Namibia prepares for IBCM (Integrated Bite Case Management)
The Namibian government previously highlighted the need for more, and better quality, data for rabies so that data-driven decisions can be made. To achieve this, the Namibian government decided to implement an Integrated Bite Case Management (IBCM) program – a One Health rabies response described by the World Health Organization (WHO) as “investigations of suspected rabid animals and sharing information with both animal and human health investigators for appropriate risk assessments”.
As a first step towards implementing an IBCM program, a planning meeting was conducted from 4 - 6 July 2022 in Windhoek, Namibia.
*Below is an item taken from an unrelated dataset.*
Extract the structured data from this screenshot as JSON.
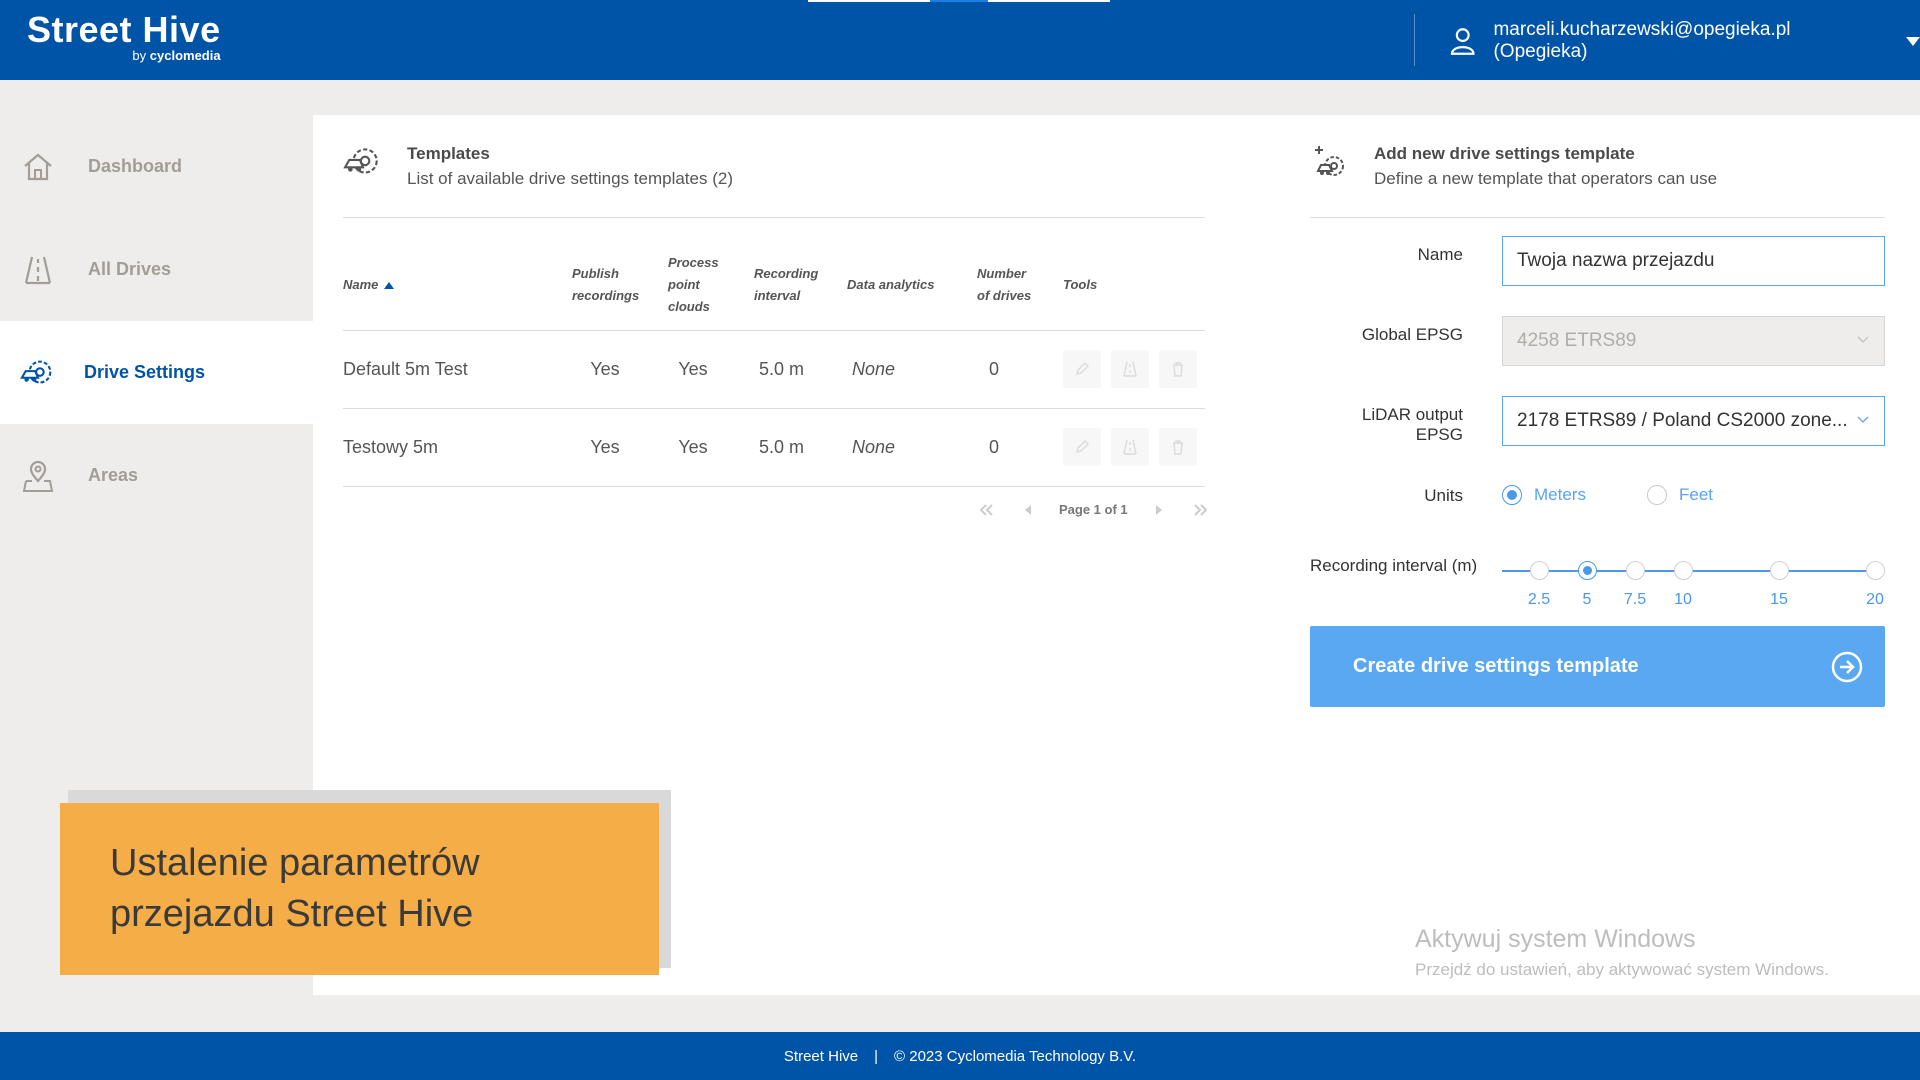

The meeting was attended by 26 officials from the Ministry of Agriculture, Water and Land Reform – Directorate of Veterinary Services and the Ministry of Health and Social Services of Namibia, and was supported and facilitated by the World Organisation for Animal Health (WOAH, formerly known as the OIE), the WHO, the Friedrich-Loeffler-Institut (FLI) and GARC.
Instead of having a meeting filled with an endless series of presentations and lectures, the event was planned as a workshop that introduced participants to the concept of IBCM, demonstrated the benefit of the GARC surveillance tools, and planned how multi-sectoral outbreak responses should ideally take place.
Participants worked through a hands-on simulation exercise of the GARC surveillance tools during which they had the opportunity to use the bite case tracker, rabies case surveillance, and rabies vaccination tracker tools in a simulated real-world scenario. This enabled the participants to understand the value of the data collected as part of an IBCM program in an engaging and interactive way.
The participants also spent time planning how the ideal One Health outbreak response (incorporating the GARC surveillance tools) could be implemented in Namibia. The existing outbreak response procedures were critically reviewed and discussed – enabling participants to identify existing shortcomings and discuss ways in which they could be overcome and improved upon in the future.
At the conclusion of the workshop, all the participants understood the importance of both rabies surveillance and the critical need to share rabies-related surveillance data between the animal and human health sectors.
In addition, the workshop participants indicated that the implementation of the GARC surveillance tools would be the ideal mechanism to enhance rabies surveillance and improve real-time information sharing between the two sectors in the scope of an IBCM program in Namibia. Since the conclusion of the workshop, GARC has been working closely with the two Namibian Ministries to facilitate the uptake and implementation of the GARC Surveillance tools.
If you are interested in GARC’s rabies surveillance tools and free mobile phone app, get in touch! No matter the scale of your program or the resources you have at hand, we have a tool for you!
Article contributed by: Drs Andre Coetzer (GARC), Nehemia Hedimbi (DVS, Namibia), and Tenzin Tenzin (WOAH)